Few things could be more anti-American – and anti-free market – than the effort to keep Al Jazeera English off the air.
Al-Jazeera English recently entered into talks with cable giants Comcast and Time Warner, giving many U.S. news consumers hope that they will soon have greater choice in international news. But the move has alarmed some conservatives and prompted a petition to keep the news network out of American living rooms.
In a country that prides itself on being the world’s leading defender of free expression, the debate over whether or not Americans should be allowed to decide for themselves to watch Al Jazeera English is more than a bit surreal.
Why would one of the world’s largest democratic nations – especially one that is so deeply involved in the international community – be one of the few remaining countries that, with the exception of three cities, wilfully shuts itself off from a respected and vital source of global news?
Even in Israel, AJE is available and widely watched. So why not in the U.S.?
Read more: Al Jazeera Rising
AJE has created quite a stir with its coverage of the events currently underway in the Arab world. Most reviewers in U.S. and international newspapers have lavishly praised AJE for the quality and balance of its reporting. And there should be no mystery as to why this is so. As the only international news organization with journalists throughout the region since well before this “Arab Spring” began, AJE has been able to provide unique and comprehensive coverage that has captured both the drama and the context of the wider story.
Not surprisingly, millions of Americans have responded to this, indicating that they see these crucial events as central to U.S. national interests, and that they are intensely passionate about learning more about them.
But the major U.S. national cable and satellite distributors have so far refused to carry AJE. In a network of hundreds of television channels – many of them barely watched – it seems that, so far at least, there is no room for another international news channel.
What’s odd about this is that there is a clear and widespread American appetite for AJE.
Millions of Americans have sought out AJE’s coverage through its online streaming. At the beginning of the Egyptian revolt, AJE’s web traffic jumped by 2,500 per cent, and most of that viewership was from the U.S.
In addition to the three American cities that currently broadcast AJE 24/7 (Washington, D.C.; Burlington, Vermont; and Toledo, Ohio), AJE has made its signal available to American broadcasters in many other cities and towns, and most have reported extremely high viewing audiences for these programs. As well, more than 50,000 Americans have flooded their local cable and satellite carriers with demands that AJE be included in their broadcast line-ups.
So what’s the issue here?
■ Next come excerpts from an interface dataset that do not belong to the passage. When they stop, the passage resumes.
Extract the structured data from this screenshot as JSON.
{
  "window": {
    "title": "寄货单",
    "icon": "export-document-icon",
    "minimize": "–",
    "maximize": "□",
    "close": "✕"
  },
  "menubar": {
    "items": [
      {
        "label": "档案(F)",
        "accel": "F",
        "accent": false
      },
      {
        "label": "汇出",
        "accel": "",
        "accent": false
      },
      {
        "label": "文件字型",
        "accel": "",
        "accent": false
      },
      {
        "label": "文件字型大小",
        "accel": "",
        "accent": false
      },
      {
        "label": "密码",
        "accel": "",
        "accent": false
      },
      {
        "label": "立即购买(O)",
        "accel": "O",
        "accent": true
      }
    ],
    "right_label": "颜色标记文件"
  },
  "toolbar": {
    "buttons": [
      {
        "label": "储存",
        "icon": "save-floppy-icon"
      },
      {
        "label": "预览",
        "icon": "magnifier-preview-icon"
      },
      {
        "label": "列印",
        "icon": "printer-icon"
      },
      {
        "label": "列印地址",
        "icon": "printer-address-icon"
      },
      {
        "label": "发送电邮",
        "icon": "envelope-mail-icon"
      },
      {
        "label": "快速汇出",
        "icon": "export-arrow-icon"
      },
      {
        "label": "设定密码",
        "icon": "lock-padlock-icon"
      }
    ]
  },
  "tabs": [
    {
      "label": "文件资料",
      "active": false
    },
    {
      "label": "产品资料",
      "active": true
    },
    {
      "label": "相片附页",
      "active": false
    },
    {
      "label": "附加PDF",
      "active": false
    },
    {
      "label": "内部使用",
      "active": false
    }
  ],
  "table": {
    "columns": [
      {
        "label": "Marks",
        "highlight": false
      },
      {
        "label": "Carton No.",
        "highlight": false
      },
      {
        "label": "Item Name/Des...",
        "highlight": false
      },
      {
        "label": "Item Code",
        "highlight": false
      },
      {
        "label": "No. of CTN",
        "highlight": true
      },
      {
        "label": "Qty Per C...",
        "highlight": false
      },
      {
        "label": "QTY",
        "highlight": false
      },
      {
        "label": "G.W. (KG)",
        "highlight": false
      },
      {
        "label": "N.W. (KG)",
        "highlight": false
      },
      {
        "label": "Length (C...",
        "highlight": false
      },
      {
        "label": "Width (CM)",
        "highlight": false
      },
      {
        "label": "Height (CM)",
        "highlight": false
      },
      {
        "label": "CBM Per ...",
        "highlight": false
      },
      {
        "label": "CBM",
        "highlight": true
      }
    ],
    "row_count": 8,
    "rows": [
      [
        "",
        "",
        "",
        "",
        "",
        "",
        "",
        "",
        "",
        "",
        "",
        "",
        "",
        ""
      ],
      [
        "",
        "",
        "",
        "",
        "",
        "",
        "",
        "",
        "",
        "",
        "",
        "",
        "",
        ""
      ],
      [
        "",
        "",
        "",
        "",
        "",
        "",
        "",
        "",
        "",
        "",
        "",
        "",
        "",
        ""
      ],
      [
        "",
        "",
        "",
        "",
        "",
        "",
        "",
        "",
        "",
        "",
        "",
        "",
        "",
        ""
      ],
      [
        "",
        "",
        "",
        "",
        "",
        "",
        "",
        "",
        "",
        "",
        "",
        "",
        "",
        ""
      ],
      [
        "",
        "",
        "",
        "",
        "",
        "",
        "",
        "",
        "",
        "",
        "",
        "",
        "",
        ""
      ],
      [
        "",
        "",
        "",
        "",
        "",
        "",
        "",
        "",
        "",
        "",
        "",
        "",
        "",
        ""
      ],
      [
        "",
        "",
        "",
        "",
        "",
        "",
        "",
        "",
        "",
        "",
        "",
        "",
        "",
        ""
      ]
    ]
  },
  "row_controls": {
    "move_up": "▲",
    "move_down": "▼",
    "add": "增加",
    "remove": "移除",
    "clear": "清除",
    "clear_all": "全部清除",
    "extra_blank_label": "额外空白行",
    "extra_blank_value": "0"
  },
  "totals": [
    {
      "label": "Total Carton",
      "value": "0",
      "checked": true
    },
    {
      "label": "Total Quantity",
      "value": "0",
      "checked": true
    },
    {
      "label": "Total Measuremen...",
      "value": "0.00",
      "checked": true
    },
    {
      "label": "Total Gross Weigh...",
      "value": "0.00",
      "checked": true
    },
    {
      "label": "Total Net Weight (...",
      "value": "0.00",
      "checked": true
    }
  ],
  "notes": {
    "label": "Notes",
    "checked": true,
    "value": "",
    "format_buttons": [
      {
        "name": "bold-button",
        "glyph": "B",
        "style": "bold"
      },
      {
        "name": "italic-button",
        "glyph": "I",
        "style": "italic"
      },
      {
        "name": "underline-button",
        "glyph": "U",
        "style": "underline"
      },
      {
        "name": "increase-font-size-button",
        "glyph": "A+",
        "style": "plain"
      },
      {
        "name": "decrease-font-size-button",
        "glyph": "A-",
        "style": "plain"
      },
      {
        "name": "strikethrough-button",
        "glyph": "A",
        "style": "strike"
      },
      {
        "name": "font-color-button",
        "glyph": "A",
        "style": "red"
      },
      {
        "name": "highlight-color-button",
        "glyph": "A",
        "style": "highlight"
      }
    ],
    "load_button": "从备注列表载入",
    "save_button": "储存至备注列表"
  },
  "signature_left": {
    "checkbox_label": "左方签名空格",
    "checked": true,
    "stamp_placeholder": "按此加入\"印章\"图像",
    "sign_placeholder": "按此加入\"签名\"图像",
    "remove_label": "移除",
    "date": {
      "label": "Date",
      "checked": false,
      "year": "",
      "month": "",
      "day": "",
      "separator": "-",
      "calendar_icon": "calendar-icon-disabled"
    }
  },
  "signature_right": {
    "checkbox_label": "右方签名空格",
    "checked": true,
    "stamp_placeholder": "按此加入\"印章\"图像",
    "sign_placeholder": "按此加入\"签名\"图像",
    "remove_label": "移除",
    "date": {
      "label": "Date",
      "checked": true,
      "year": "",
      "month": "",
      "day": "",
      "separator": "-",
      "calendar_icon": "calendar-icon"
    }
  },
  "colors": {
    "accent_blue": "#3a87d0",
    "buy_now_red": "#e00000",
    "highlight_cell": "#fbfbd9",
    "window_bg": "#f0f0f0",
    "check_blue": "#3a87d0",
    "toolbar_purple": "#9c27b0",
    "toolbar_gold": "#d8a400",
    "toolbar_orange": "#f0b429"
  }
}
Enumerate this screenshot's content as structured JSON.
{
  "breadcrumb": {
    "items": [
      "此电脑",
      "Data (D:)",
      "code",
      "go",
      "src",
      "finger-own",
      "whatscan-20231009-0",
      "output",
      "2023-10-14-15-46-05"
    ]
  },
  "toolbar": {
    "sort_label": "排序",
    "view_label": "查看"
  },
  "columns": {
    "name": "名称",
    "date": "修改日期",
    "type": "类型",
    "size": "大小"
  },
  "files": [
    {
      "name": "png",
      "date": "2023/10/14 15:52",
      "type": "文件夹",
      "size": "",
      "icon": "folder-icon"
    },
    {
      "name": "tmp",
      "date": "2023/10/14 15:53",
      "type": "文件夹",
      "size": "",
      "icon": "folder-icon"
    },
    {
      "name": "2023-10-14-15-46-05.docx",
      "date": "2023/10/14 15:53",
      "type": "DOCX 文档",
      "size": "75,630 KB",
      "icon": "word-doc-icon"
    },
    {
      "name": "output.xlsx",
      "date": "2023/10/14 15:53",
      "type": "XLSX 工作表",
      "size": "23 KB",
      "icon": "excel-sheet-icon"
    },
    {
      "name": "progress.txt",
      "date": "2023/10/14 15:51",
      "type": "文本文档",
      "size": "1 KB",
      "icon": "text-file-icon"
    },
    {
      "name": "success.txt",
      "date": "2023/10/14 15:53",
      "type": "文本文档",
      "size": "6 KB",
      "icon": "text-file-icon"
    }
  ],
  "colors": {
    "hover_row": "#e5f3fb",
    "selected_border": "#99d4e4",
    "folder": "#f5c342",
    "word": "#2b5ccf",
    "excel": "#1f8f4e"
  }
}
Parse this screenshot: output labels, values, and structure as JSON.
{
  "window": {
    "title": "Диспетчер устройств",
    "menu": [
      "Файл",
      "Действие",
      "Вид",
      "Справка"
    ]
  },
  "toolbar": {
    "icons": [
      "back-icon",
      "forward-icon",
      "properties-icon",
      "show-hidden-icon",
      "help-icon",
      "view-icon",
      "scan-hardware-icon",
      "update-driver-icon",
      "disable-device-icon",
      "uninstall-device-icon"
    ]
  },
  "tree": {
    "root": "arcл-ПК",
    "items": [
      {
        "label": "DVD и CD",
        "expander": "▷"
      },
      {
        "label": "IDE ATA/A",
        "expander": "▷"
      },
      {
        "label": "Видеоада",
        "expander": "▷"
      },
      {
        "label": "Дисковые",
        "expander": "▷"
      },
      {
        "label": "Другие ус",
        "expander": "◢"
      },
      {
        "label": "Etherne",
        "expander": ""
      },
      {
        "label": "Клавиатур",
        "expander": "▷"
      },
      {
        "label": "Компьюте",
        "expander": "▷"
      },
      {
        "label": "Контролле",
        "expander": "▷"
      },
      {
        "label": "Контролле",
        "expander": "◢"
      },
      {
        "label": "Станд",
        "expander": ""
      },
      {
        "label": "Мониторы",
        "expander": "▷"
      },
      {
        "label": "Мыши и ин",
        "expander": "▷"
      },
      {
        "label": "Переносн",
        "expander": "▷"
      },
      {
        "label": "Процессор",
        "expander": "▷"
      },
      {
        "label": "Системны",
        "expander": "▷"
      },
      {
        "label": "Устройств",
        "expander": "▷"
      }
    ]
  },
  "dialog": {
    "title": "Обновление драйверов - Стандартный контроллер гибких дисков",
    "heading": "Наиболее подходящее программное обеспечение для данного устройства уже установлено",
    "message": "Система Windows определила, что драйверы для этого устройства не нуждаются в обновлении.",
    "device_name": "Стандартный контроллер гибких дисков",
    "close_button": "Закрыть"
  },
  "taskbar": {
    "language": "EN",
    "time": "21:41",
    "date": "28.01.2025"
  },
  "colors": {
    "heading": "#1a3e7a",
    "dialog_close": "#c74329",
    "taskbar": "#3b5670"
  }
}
Why would an award-winning, international news-channel that is currently viewed worldwide in more than 220 million households in 110 countries not be widely available in the U.S.?
The answer becomes clear when we look at the petition being organized for Comcast; the revealing clue is found in who is organizing it.
Accuracy in Media is a marginal and tiny outfit with a dubious reputation for promoting a narrow and often racist political agenda. It traffics in lies and distortions about all sorts of media – including Al Jazeera – that conflict with its own biased worldview. Accuracy in Media is rarely challenged in mainstream U.S. media, but is that really surprising?
The distortions in this petition are too numerous to list fully, but here are two examples:
Accuracy in Media writes about “Al Jazeera’s shameful reluctance” to cover the recent arrest of a Qatari blogger, despite the fact that AJE gave a full TV news report with details of the story, led a current-affairs interview on the subject, and covered the story on its website. AJE has also given extensive coverage to anti-government protests in Bahrain and Saudi Arabia, two countries that are allies of Qatar.
Accuracy in Media also alleges that AJE “covered up the sexual assault on CBS News reporter Lara Logan,” which is a truly offensive accusation. Al Jazeera’s journalists and crews, because of their fearless reporting, have experienced far more physical harassment, pressure, and interference than anyone else covering this story. The tragic climax of this abuse came this week with the premeditated murder of Al Jazeera cameraman AIi Hassan Al-Jaber in Libya.
From the beginning, Al Jazeera’s policy has been to focus not on the journalists who are willingly taking these risks, but on the thousands of innocent civilians in the Middle East who have been injured or killed during this period. One can disagree with this approach, but to distort the motivation behind it is shameless, and is obviously politically motivated.
In loose and alarmist language, Accuracy in Media also attempts to associate AJE with a spectre of anti-Americanism and damage to U.S. national security.
The underlying premise of this petition is that if you can’t win your argument in a free and fair debate among the American public at large, then do what you can – however dishonestly – to smother and disparage all dissent. And that is anti-American and undemocratic in the most profound sense.
Furthermore, keeping Americans in the dark about what is really happening abroad so as to further one’s own narrow, political self-interest is as clear an attack on U.S. national security as one can imagine.
But I don’t believe this trick will work for long. As we navigate our way through this challenging and historic period, I think the vast majority of Americans – and their cable and satellite companies – are now too smart to swallow this nonsense. Americans want to decide for themselves what news channels to follow.
But stay tuned to see whether they will be allowed to.